That is why it is reasonable to expect that the president should do whatever is expedient to ensure that there is credibility and stability in the judicial arm of government that he has a responsibility to nominate its head.
And it is for the same reason the recent appointment of an Acting Chief Justice of Nigeria is raising some curiosities.
The simple procedure for appointing a Chief Justice of Nigeria (CJN) as dictated by the constitution and for long guided by convention, has, by act of omission or commission, been allowed by the presidency to turn into a realm of speculation, motive hunting, innuendo of political and ethnic and other colorations. For instance, the Ekiti State governor, Ayodele Fayose suspects “either a grand plot to deprive the Acting CJN, Justice Onnoghen his well-deserved appointment as CJN because he is from the South-South region, or that a cabal in the Presidential Villa would want to hold him in the jugular, using his confirmation, to get him (Onnoghen) to assist them to pervert justice”. For a moment, let’s not analyse the content of the character of the messenger but the message. The message is clear: that the appointment of Justice Onnoghen in an acting capacity without a precedent in a recent history is quite strange.
At this time that the federation is facing some stress, the point must be made that leaders must take decisions with utmost sensitivity to broad range of sections and interests that constitute the fragile union. Besides, it is presidential wisdom to avoid a needless controversy like this.
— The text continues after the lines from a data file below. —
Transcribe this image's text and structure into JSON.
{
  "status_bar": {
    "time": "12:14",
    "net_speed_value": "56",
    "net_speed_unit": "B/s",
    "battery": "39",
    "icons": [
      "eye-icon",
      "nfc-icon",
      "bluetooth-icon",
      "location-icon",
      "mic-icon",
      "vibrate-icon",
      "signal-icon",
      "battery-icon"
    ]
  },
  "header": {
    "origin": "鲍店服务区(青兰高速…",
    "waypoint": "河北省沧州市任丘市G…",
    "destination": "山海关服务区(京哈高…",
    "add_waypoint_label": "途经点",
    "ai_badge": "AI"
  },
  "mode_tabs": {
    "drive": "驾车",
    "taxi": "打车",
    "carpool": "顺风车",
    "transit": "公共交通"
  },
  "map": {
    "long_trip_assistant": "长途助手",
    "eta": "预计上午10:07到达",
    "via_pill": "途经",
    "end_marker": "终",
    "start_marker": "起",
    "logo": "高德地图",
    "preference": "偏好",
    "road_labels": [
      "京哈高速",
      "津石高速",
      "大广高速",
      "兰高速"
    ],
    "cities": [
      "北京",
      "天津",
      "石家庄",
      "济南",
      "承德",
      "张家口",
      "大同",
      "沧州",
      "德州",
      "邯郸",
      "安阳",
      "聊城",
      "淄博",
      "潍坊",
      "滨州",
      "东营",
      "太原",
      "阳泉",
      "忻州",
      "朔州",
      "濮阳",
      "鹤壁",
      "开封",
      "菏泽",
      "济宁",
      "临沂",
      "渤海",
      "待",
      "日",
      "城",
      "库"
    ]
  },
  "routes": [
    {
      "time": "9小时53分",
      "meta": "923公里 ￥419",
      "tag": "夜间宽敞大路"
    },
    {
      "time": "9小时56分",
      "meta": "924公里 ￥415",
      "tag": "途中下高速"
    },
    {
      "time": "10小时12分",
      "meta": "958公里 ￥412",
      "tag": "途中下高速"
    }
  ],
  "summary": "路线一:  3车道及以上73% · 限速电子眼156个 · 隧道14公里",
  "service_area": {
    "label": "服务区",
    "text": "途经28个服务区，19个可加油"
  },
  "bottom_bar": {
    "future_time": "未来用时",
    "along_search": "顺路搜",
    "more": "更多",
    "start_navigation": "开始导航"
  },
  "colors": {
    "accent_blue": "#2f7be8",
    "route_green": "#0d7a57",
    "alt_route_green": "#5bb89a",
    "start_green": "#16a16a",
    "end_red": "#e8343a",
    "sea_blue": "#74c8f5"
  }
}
As it is conventional for years, a retiring CJN has always been succeeded by the most senior judge in the Supreme Court. Anyone familiar with the corporate culture there could say with a high level of certainty who would be the next substantive CJN. Indeed, the process has been seamless because of the clarity – or put more correctly, the transparency – of the process, though that is not the provision of the constitution. Nigeria’s constitution does not provide that the most senior judge shall succeed the outgoing one. The 1999 Constitution of the Federal Republic of Nigeria (as amended) in Section 231(1) provides that ”the appointment of a person to the office of Chief Justice of Nigeria shall be made by the President on the recommendation of the National Judicial Council (NJC), subject to confirmation of the Senate.
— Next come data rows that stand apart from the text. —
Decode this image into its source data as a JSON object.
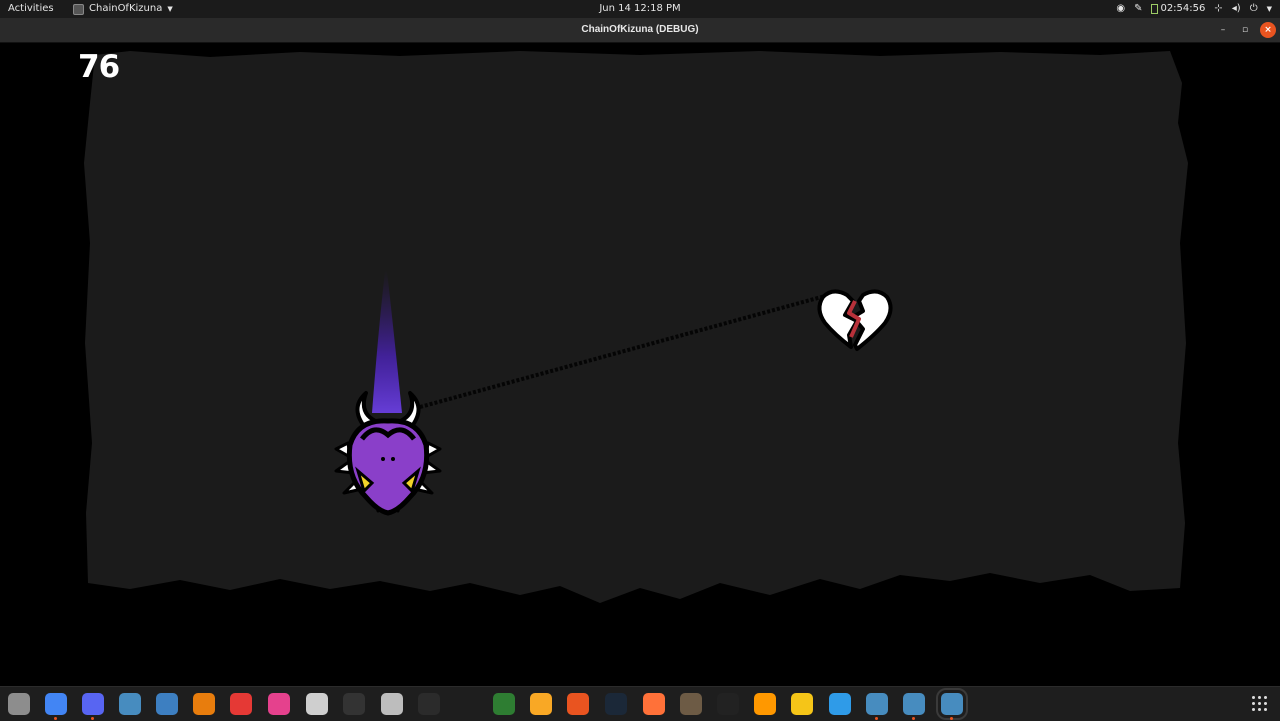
{
  "topbar": {
    "activities": "Activities",
    "app_name": "ChainOfKizuna",
    "clock": "Jun 14  12:18 PM",
    "timer": "02:54:56"
  },
  "window": {
    "title": "ChainOfKizuna (DEBUG)"
  },
  "game": {
    "score": "76"
  },
  "dock": {
    "apps": [
      {
        "name": "files",
        "color": "#8d8d8d"
      },
      {
        "name": "chrome",
        "color": "#4285f4",
        "running": true
      },
      {
        "name": "discord",
        "color": "#5865f2",
        "running": true
      },
      {
        "name": "godot",
        "color": "#478cbf"
      },
      {
        "name": "godot-alt",
        "color": "#3d7fc1"
      },
      {
        "name": "blender",
        "color": "#e87d0d"
      },
      {
        "name": "headphones",
        "color": "#e53935"
      },
      {
        "name": "krita",
        "color": "#e5418d"
      },
      {
        "name": "twitch",
        "color": "#cfcfcf"
      },
      {
        "name": "inkscape",
        "color": "#333333"
      },
      {
        "name": "screenshot",
        "color": "#bdbdbd"
      },
      {
        "name": "obs",
        "color": "#2b2b2b"
      },
      {
        "name": "audio",
        "color": "#2e7d32"
      },
      {
        "name": "rhythmbox",
        "color": "#f9a825"
      },
      {
        "name": "software",
        "color": "#e95420"
      },
      {
        "name": "steam",
        "color": "#1b2838"
      },
      {
        "name": "firefox",
        "color": "#ff7139"
      },
      {
        "name": "gimp",
        "color": "#6d5b45"
      },
      {
        "name": "unity",
        "color": "#222222"
      },
      {
        "name": "sublime",
        "color": "#ff9800"
      },
      {
        "name": "vscode",
        "color": "#f5c518"
      },
      {
        "name": "dotnet",
        "color": "#2f9be8"
      },
      {
        "name": "godot-1",
        "color": "#478cbf",
        "running": true
      },
      {
        "name": "godot-2",
        "color": "#478cbf",
        "running": true
      },
      {
        "name": "godot-3",
        "color": "#478cbf",
        "running": true
      }
    ]
  }
}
Accordingly, the National Judicial Council (NJC) had about mid-October, recommended the next most senior Supreme Court judge, Justice Walter Onnoghen to the president for consideration as successor to Justice Mahmud Mohammed who retired November.